Now let’s take into consideration the flop action. On a A♦-8♣-5♦ flop, MP should be betting 100% of his range versus the BB due to his equity advantage. He has all the Broadway combo hands, 99-KK etc. The reason he bets 100% is the BB has mostly nothing on this board. Now, when the BB folds all of his nothing on the flop, he is left with something all the time on the turn. In other words, the BB has an equity advantage on this turn now, and thus should bet A LOT. In summary, when a turn or river card changes the composition of the board, donk betting can be considered a viable strategy, especially when that card benefits the BB range more than the MP range.
Finally, we will look at exploits versus weak players. So far, we have only discussed donk betting as an equilibrium strategy. These strategies are based on maximizing your EV with your entire range, not a specific hand. For example, same set up MP vs BB with the flop being 8-5-3 rainbow. A hand such as 8-7 might prefer to bet because it can gain value and needs protection from over cards. However, our whole range wants to check this board. The reason is if we start betting all of our 8-7 and 9-8 type hands, our checking range becomes extremely weak and we will get punished. We sacrifice the desire to bet 87 to protect and enhance the EV of other hands in our range, making us indifferent between betting and checking.
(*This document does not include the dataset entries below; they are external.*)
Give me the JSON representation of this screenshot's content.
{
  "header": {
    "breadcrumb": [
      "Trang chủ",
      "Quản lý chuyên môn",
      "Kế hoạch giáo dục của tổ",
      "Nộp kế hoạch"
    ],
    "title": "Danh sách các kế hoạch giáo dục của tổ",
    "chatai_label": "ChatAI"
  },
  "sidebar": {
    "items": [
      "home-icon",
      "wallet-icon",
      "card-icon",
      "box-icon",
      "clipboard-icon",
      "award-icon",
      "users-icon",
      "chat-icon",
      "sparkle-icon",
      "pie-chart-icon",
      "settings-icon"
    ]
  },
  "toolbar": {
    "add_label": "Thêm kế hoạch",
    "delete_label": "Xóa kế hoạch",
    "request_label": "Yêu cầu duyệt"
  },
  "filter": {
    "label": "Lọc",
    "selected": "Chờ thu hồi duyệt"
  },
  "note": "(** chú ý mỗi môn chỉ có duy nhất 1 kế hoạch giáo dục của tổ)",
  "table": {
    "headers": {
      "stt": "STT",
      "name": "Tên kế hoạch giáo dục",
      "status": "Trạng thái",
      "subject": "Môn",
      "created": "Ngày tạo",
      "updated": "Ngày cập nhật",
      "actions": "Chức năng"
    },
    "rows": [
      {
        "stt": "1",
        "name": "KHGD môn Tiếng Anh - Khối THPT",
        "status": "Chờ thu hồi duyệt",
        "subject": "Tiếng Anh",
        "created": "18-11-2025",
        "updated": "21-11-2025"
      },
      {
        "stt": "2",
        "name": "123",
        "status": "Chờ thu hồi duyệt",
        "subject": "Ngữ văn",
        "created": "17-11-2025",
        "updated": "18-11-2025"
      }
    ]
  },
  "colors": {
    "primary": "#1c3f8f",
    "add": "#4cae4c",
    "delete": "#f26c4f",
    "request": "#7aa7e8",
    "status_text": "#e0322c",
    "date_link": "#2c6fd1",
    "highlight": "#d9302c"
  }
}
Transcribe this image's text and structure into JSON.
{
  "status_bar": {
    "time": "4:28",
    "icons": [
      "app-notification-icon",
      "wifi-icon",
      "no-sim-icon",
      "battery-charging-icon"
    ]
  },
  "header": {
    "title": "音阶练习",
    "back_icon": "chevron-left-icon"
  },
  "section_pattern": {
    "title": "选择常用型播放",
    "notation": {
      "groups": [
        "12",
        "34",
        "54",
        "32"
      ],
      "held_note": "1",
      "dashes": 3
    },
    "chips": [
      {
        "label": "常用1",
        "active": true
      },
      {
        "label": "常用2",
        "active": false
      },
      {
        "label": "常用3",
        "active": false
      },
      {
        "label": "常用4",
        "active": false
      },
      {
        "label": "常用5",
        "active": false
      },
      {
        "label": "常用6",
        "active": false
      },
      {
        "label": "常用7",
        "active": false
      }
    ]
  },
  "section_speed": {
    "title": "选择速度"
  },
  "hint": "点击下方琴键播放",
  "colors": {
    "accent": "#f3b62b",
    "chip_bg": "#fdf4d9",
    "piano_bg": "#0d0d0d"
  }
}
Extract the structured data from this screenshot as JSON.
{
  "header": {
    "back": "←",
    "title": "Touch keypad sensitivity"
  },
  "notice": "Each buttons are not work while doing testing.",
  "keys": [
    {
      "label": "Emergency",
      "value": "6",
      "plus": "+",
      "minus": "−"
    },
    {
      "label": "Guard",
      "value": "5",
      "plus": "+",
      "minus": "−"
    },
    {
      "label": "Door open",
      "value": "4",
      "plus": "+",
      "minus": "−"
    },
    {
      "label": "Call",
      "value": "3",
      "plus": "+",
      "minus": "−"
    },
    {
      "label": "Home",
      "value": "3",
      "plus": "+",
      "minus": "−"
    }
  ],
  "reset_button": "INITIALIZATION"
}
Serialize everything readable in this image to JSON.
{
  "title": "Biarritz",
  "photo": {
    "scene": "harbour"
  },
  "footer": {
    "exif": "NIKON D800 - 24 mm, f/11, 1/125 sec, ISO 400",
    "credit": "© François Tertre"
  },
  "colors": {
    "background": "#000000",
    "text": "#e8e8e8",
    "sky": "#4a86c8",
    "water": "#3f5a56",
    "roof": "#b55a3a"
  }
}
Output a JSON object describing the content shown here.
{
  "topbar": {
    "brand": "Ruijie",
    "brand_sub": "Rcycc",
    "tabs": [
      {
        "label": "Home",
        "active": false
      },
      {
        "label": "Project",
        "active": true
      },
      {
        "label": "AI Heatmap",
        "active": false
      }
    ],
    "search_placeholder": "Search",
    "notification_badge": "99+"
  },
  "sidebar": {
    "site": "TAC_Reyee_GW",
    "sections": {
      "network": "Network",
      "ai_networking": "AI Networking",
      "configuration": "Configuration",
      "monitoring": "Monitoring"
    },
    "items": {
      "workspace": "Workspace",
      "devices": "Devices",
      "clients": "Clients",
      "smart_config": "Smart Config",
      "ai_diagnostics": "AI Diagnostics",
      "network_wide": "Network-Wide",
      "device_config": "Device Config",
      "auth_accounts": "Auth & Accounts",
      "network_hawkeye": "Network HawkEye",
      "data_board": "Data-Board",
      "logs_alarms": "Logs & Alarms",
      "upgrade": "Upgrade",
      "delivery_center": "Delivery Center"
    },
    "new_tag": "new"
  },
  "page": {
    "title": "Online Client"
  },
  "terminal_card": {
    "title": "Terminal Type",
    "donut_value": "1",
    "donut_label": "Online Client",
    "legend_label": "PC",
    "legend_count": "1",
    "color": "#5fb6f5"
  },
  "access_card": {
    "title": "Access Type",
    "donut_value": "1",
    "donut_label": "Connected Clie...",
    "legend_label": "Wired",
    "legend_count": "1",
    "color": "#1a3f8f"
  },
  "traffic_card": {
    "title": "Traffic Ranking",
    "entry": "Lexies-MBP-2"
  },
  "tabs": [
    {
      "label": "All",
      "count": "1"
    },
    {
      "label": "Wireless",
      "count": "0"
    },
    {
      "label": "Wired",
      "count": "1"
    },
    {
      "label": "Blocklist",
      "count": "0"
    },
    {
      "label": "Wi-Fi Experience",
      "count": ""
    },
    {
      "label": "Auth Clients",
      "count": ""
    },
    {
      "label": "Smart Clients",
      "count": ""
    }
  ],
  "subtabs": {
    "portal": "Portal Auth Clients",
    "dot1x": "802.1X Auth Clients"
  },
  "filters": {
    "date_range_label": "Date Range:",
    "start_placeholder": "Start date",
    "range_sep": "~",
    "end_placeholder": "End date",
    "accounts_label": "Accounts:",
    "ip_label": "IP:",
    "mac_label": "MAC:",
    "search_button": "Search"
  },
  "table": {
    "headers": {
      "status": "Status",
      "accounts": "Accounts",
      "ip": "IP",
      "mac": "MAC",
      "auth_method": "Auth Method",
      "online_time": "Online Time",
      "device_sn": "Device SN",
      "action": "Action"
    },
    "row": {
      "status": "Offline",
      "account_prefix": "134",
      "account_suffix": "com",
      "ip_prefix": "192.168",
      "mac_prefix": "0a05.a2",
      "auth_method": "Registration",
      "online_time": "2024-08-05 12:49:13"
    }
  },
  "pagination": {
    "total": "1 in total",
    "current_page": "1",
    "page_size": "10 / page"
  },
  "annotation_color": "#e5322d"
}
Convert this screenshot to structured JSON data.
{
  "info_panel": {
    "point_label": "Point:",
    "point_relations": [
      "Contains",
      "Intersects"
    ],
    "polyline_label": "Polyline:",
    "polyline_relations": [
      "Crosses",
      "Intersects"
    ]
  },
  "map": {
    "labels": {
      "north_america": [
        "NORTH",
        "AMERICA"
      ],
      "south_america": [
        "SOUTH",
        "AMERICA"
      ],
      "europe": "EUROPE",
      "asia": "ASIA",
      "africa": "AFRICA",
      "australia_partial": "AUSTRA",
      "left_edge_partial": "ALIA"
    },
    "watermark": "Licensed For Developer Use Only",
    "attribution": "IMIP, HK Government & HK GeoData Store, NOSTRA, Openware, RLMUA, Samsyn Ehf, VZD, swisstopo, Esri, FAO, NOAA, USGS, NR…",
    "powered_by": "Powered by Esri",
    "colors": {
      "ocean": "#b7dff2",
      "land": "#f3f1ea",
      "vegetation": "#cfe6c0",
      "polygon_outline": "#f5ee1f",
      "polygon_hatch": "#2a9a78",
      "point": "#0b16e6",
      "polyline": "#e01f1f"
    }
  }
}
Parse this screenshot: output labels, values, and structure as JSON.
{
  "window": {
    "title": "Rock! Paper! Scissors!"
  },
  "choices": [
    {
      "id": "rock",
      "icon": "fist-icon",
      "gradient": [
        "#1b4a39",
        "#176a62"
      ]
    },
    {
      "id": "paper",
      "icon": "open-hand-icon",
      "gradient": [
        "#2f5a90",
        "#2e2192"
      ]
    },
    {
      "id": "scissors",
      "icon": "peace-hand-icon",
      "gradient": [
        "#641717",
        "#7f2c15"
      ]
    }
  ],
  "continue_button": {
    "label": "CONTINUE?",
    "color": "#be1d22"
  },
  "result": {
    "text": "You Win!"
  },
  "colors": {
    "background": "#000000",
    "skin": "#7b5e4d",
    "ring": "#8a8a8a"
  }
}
Against very weak opponents, we can ignore balancing our range and begin to play exploitative. For example, if we know our opponent will never raise our donk lead with a hand like T-9, J-T or other weak two over card holdings, donk leading becomes attractive. Getting a hand like A-9 offsuit to fold right away if it was going to just check behind is beneficial. If we know our opponent will always check with a non-pair with two over cards in-position, we should not allow him the free card and donk lead to deny equity and gain protection. In summary, you should have a reason to donk lead, and that reason should be an error in your opponent’s strategy you have picked up. Exploit the leak and maximize your EV more.
Conclusion: Utilizing The Donk Lead
The donk lead should never be used on the flop unless there is a specific exploitable reason to do so. On board changing turn cards (flush and straight completers and board pairing cards), the BB can use donk leading as a powerful strategy. Whenever the turn or river is a “brick”, donk leading should never be used as equities do not change. Equity is the back bone of your strategy, learn to think about how ranges interact with the board and how big of an equity advantage a range has. Study, execute, and donk your way to profits.